* What the exercise asks
Without copying the images, write out all the entries below verbatim.

Data records for software interfaces
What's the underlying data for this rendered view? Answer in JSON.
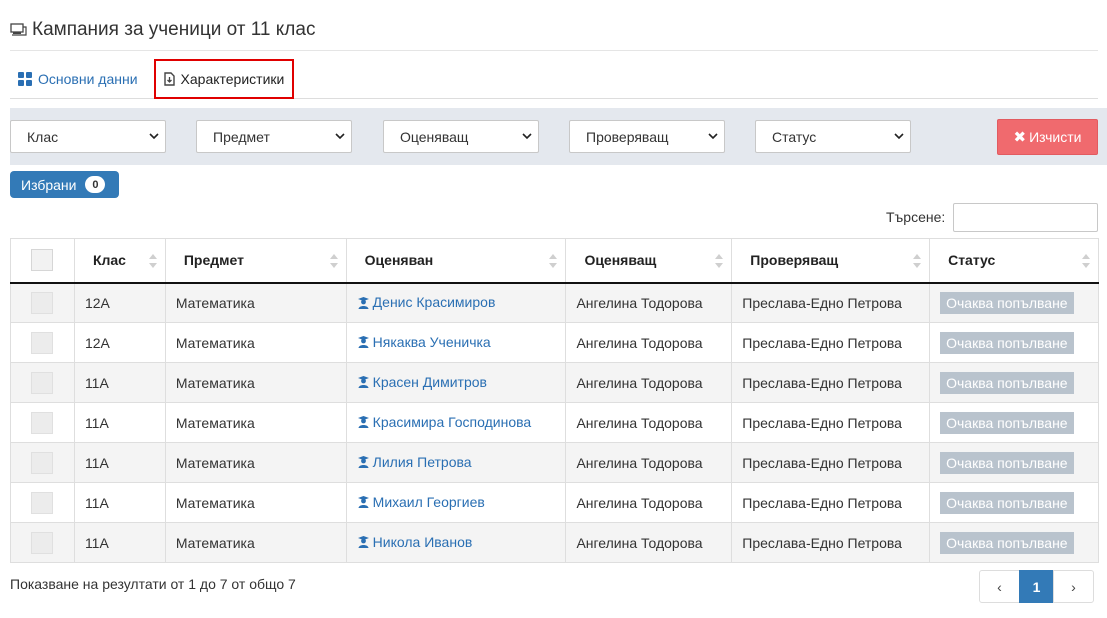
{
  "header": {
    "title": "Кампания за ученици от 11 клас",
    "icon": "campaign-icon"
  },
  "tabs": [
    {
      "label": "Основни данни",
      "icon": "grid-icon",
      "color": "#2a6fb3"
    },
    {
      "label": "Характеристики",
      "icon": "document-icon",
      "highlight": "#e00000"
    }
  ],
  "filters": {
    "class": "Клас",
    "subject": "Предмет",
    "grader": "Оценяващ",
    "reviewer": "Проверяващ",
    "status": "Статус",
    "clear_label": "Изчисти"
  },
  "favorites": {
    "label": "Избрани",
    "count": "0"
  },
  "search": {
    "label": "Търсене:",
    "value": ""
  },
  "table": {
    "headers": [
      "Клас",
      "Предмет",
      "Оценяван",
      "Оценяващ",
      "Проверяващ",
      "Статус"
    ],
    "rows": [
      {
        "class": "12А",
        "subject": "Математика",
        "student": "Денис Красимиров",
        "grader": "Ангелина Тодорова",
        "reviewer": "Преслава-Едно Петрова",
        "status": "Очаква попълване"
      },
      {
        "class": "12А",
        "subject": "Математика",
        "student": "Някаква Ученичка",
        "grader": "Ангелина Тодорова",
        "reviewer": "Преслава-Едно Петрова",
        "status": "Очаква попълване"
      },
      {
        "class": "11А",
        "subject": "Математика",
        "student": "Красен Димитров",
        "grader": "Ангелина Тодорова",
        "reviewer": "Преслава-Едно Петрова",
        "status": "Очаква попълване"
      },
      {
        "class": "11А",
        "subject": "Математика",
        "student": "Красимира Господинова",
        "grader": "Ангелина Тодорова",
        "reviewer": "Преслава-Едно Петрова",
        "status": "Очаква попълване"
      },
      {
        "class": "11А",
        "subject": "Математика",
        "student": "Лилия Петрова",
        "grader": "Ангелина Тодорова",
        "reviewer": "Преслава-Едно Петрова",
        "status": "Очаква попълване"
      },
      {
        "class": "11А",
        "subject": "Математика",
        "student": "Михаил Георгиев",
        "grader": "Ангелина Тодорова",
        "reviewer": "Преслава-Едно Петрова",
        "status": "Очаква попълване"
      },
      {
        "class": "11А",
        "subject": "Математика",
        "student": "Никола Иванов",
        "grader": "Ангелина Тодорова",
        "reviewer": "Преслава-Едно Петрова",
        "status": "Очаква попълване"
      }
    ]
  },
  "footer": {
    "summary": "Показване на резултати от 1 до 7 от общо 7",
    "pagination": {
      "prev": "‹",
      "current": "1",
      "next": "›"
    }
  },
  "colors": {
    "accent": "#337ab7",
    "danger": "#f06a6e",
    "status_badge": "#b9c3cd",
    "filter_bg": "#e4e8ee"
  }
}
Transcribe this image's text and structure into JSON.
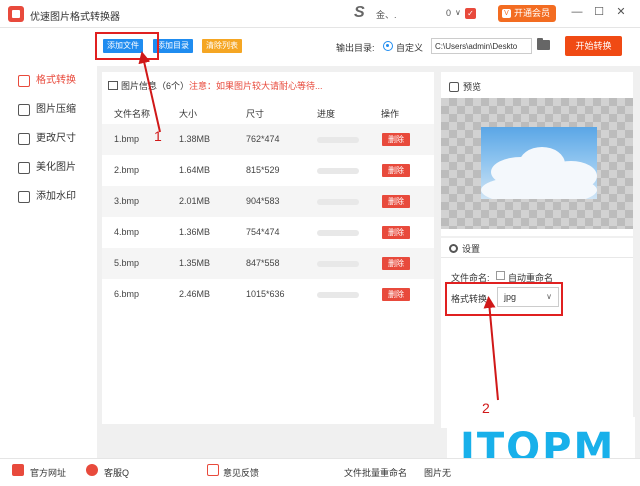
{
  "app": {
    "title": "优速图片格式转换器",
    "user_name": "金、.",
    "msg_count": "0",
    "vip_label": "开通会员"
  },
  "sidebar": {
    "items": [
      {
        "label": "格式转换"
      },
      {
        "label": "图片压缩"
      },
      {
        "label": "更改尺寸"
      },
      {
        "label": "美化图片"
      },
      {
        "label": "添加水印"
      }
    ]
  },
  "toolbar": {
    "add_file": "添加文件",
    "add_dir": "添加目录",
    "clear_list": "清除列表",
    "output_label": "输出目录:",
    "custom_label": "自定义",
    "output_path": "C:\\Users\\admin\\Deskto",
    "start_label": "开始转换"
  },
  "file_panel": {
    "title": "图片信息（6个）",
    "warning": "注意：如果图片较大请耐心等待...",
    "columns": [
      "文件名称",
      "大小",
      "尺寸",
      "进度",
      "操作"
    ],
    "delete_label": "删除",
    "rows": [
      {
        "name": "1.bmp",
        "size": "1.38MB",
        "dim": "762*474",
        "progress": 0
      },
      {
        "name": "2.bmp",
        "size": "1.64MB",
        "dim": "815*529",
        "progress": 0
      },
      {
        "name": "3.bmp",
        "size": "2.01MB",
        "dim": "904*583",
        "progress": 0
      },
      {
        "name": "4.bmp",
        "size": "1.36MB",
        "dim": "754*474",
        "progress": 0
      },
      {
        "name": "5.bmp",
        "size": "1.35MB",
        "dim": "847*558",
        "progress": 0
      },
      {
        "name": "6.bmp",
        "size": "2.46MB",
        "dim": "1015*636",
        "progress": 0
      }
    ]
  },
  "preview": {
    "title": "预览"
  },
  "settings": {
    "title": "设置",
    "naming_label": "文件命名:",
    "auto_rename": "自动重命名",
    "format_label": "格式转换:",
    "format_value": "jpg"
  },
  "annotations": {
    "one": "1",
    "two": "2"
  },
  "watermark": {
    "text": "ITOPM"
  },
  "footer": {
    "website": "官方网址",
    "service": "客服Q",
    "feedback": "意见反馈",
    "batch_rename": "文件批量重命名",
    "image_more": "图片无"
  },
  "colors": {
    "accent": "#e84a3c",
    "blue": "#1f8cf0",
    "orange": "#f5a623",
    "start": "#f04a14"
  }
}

* Answer to the exercise
What's the underlying data for this rendered view? Answer in JSON.
{
  "header": {
    "title": "Кампания за ученици от 11 клас",
    "icon": "campaign-icon"
  },
  "tabs": [
    {
      "label": "Основни данни",
      "icon": "grid-icon",
      "color": "#2a6fb3"
    },
    {
      "label": "Характеристики",
      "icon": "document-icon",
      "highlight": "#e00000"
    }
  ],
  "filters": {
    "class": "Клас",
    "subject": "Предмет",
    "grader": "Оценяващ",
    "reviewer": "Проверяващ",
    "status": "Статус",
    "clear_label": "Изчисти"
  },
  "favorites": {
    "label": "Избрани",
    "count": "0"
  },
  "search": {
    "label": "Търсене:",
    "value": ""
  },
  "table": {
    "headers": [
      "Клас",
      "Предмет",
      "Оценяван",
      "Оценяващ",
      "Проверяващ",
      "Статус"
    ],
    "rows": [
      {
        "class": "12А",
        "subject": "Математика",
        "student": "Денис Красимиров",
        "grader": "Ангелина Тодорова",
        "reviewer": "Преслава-Едно Петрова",
        "status": "Очаква попълване"
      },
      {
        "class": "12А",
        "subject": "Математика",
        "student": "Някаква Ученичка",
        "grader": "Ангелина Тодорова",
        "reviewer": "Преслава-Едно Петрова",
        "status": "Очаква попълване"
      },
      {
        "class": "11А",
        "subject": "Математика",
        "student": "Красен Димитров",
        "grader": "Ангелина Тодорова",
        "reviewer": "Преслава-Едно Петрова",
        "status": "Очаква попълване"
      },
      {
        "class": "11А",
        "subject": "Математика",
        "student": "Красимира Господинова",
        "grader": "Ангелина Тодорова",
        "reviewer": "Преслава-Едно Петрова",
        "status": "Очаква попълване"
      },
      {
        "class": "11А",
        "subject": "Математика",
        "student": "Лилия Петрова",
        "grader": "Ангелина Тодорова",
        "reviewer": "Преслава-Едно Петрова",
        "status": "Очаква попълване"
      },
      {
        "class": "11А",
        "subject": "Математика",
        "student": "Михаил Георгиев",
        "grader": "Ангелина Тодорова",
        "reviewer": "Преслава-Едно Петрова",
        "status": "Очаква попълване"
      },
      {
        "class": "11А",
        "subject": "Математика",
        "student": "Никола Иванов",
        "grader": "Ангелина Тодорова",
        "reviewer": "Преслава-Едно Петрова",
        "status": "Очаква попълване"
      }
    ]
  },
  "footer": {
    "summary": "Показване на резултати от 1 до 7 от общо 7",
    "pagination": {
      "prev": "‹",
      "current": "1",
      "next": "›"
    }
  },
  "colors": {
    "accent": "#337ab7",
    "danger": "#f06a6e",
    "status_badge": "#b9c3cd",
    "filter_bg": "#e4e8ee"
  }
}
Transcribe this image's text and structure into JSON.
{
  "app": {
    "title": "优速图片格式转换器",
    "user_name": "金、.",
    "msg_count": "0",
    "vip_label": "开通会员"
  },
  "sidebar": {
    "items": [
      {
        "label": "格式转换"
      },
      {
        "label": "图片压缩"
      },
      {
        "label": "更改尺寸"
      },
      {
        "label": "美化图片"
      },
      {
        "label": "添加水印"
      }
    ]
  },
  "toolbar": {
    "add_file": "添加文件",
    "add_dir": "添加目录",
    "clear_list": "清除列表",
    "output_label": "输出目录:",
    "custom_label": "自定义",
    "output_path": "C:\\Users\\admin\\Deskto",
    "start_label": "开始转换"
  },
  "file_panel": {
    "title": "图片信息（6个）",
    "warning": "注意：如果图片较大请耐心等待...",
    "columns": [
      "文件名称",
      "大小",
      "尺寸",
      "进度",
      "操作"
    ],
    "delete_label": "删除",
    "rows": [
      {
        "name": "1.bmp",
        "size": "1.38MB",
        "dim": "762*474",
        "progress": 0
      },
      {
        "name": "2.bmp",
        "size": "1.64MB",
        "dim": "815*529",
        "progress": 0
      },
      {
        "name": "3.bmp",
        "size": "2.01MB",
        "dim": "904*583",
        "progress": 0
      },
      {
        "name": "4.bmp",
        "size": "1.36MB",
        "dim": "754*474",
        "progress": 0
      },
      {
        "name": "5.bmp",
        "size": "1.35MB",
        "dim": "847*558",
        "progress": 0
      },
      {
        "name": "6.bmp",
        "size": "2.46MB",
        "dim": "1015*636",
        "progress": 0
      }
    ]
  },
  "preview": {
    "title": "预览"
  },
  "settings": {
    "title": "设置",
    "naming_label": "文件命名:",
    "auto_rename": "自动重命名",
    "format_label": "格式转换:",
    "format_value": "jpg"
  },
  "annotations": {
    "one": "1",
    "two": "2"
  },
  "watermark": {
    "text": "ITOPM"
  },
  "footer": {
    "website": "官方网址",
    "service": "客服Q",
    "feedback": "意见反馈",
    "batch_rename": "文件批量重命名",
    "image_more": "图片无"
  },
  "colors": {
    "accent": "#e84a3c",
    "blue": "#1f8cf0",
    "orange": "#f5a623",
    "start": "#f04a14"
  }
}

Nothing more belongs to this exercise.